× Dismiss

Never Miss an Update.

News Deeply will use the information you provide to send you newsletter updates and other announcements. See our privacy policy for more.

Women's Advancement Deeply is designed to help you understand the social, political and cultural barriers women and girls face in securing full economic equality – and how those barriers can be overcome. Our editors and expert contributors are working around the clock to deliver comprehensive coverage of women’s economic advancement.

Sign up for our newsletter to receive regular updates, special reports and featured insights as we cover some of the most critical issues of our time.

Deeply Talks: Exploring Both Sides of the Care Equation

In our April episode of Deeply Talks, experts join us to discuss both the burden of unpaid care shouldered by women, and the consequences of outsourcing that care.

Written by Megan Clement, Jihii Jolly Published on Read time Approx. 1 minutes
Filipina workers returning home from Kuwait. After a maid from the Philippines was murdered in Kuwait, hundreds of such women have returned home, recounting their abuse and hardship – but also saying they are ready to work abroad again. Noel Celis/AFP via Getty Images

It’s a well-known fact the women do the lion’s share of unpaid domestic and care work worldwide. But as efforts to get more women into the labor force ramp up, the tasks of caring for children and the elderly, cooking and cleaning are increasingly falling on domestic workers – often low-paid migrants, working under exploitative conditions.

In this episode of Deeply Talks, we explored both sides of the care equation: first the burden of unpaid care that falls on women, and second, the consequences of outsourcing that care to vulnerable workers. Is there a better way to value this essential work?

We were joined by Deepta Chopra, research fellow at the Institute for Development Studies, who unpacked the relationship between unpaid care and paid work for women in low-income countries, and Chidi King, equality director at the International Trade Union Confederation, who discussed how to organize the international care economy in a way that is fair to workers.

Listen to the conversation here.

× Dismiss
We have updated our Privacy Policy with a few important changes specific to General Data Protection Regulations (GDPR) and our use of cookies. If you continue to use this site, you consent to our use of cookies. Read our full Privacy Policy here.

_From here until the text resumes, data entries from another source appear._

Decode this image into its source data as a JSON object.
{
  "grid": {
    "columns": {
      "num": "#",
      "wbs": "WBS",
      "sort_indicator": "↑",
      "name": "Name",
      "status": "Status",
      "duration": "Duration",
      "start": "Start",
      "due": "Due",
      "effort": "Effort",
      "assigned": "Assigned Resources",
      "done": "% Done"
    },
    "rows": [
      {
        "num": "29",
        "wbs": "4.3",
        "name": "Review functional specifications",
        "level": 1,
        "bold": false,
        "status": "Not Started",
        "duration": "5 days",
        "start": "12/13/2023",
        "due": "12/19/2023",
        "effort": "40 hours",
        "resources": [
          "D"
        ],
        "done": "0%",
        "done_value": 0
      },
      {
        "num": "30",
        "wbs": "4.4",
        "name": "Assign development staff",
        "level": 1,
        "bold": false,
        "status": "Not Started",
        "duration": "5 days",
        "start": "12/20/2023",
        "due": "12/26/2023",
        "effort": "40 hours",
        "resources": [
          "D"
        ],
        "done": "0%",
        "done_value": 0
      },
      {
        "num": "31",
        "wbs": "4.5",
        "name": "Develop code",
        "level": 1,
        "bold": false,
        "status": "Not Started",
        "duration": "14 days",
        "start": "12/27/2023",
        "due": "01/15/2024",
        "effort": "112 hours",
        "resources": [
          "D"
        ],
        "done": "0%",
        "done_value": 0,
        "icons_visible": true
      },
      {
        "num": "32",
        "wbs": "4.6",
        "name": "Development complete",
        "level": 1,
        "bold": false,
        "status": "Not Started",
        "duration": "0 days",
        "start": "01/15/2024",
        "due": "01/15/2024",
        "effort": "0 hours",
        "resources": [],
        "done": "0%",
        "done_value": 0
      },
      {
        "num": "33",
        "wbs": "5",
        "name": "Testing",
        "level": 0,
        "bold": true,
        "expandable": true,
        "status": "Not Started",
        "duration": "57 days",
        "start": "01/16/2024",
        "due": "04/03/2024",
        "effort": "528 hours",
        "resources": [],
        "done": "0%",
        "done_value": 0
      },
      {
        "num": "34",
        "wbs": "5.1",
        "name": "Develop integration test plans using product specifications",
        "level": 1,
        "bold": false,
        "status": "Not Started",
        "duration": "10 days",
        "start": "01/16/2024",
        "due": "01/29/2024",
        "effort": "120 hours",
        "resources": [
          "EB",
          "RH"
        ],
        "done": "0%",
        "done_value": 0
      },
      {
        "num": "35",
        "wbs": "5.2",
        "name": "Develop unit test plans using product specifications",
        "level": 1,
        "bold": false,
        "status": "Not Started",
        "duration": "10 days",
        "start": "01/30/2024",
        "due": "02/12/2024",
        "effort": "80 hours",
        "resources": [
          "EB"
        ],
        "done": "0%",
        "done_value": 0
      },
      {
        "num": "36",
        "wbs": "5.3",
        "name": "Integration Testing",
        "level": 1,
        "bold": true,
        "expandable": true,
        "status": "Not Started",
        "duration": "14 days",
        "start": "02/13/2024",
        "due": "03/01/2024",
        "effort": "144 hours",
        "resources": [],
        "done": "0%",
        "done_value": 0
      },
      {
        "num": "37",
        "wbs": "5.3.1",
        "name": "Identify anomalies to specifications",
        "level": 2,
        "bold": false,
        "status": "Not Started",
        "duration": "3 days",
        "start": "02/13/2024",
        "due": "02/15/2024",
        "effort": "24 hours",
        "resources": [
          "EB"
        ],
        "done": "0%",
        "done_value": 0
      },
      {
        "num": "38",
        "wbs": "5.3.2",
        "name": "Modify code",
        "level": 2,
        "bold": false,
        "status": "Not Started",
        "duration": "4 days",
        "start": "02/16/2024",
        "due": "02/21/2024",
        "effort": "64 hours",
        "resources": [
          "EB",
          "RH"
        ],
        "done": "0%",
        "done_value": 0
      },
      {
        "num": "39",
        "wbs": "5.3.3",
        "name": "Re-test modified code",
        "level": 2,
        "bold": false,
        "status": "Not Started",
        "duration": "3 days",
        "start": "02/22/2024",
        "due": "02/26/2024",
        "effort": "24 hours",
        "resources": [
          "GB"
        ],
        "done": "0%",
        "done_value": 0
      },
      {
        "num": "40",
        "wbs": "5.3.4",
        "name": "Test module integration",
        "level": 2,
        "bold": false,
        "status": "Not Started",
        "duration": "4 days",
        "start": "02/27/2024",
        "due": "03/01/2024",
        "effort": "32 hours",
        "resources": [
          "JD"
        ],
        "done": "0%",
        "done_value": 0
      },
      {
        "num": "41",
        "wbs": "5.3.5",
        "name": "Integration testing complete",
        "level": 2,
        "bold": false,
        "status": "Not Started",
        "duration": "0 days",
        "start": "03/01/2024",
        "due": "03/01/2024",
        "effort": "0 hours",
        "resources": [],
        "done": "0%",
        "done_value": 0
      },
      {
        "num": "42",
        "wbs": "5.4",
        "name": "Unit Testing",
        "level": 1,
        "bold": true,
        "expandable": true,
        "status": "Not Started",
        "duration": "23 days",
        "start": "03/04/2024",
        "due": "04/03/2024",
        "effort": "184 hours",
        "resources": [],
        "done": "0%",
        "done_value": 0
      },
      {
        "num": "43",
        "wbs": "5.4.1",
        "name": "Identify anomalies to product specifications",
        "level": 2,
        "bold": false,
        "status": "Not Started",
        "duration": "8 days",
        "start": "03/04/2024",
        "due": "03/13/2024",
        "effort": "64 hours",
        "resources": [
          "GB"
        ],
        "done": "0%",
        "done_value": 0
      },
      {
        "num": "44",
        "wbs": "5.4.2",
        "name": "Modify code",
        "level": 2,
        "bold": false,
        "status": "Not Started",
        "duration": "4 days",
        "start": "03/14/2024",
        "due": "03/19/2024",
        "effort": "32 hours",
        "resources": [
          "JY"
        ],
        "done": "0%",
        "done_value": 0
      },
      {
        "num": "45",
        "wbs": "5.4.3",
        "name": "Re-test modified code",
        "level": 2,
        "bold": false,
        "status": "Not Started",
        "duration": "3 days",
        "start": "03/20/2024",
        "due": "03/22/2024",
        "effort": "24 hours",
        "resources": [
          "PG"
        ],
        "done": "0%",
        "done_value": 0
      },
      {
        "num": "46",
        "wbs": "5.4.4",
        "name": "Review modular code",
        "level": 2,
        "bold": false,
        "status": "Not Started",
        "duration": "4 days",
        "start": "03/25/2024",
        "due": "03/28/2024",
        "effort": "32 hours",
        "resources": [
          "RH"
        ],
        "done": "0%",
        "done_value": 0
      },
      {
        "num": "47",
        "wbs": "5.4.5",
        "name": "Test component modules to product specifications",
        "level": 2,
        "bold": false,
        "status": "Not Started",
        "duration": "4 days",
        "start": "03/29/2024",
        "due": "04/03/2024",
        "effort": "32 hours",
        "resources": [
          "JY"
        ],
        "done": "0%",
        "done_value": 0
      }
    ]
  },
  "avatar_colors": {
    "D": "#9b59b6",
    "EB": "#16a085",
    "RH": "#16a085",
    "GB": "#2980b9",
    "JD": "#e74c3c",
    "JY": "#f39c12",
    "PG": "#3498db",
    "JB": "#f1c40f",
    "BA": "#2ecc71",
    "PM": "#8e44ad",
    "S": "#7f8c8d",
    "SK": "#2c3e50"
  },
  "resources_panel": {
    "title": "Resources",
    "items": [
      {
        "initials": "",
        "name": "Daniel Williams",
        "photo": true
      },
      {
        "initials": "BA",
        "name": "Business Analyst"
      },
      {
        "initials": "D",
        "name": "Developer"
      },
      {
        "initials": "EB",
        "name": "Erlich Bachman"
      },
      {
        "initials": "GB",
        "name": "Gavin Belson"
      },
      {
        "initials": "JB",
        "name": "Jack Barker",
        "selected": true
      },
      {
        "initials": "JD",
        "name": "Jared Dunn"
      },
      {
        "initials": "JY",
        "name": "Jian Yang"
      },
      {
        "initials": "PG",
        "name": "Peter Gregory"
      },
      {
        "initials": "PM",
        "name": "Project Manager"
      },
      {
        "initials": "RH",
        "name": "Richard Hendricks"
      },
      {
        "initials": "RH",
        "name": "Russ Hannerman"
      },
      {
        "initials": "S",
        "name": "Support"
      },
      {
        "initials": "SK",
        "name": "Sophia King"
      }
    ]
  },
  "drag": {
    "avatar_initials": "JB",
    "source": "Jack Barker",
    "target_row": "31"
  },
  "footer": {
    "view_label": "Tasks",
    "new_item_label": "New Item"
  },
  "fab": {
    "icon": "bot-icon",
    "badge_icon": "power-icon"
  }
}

Suggest your story or issue.


Become a Contributor.

Have a story idea? Interested in adding your voice to our growing community?

Learn more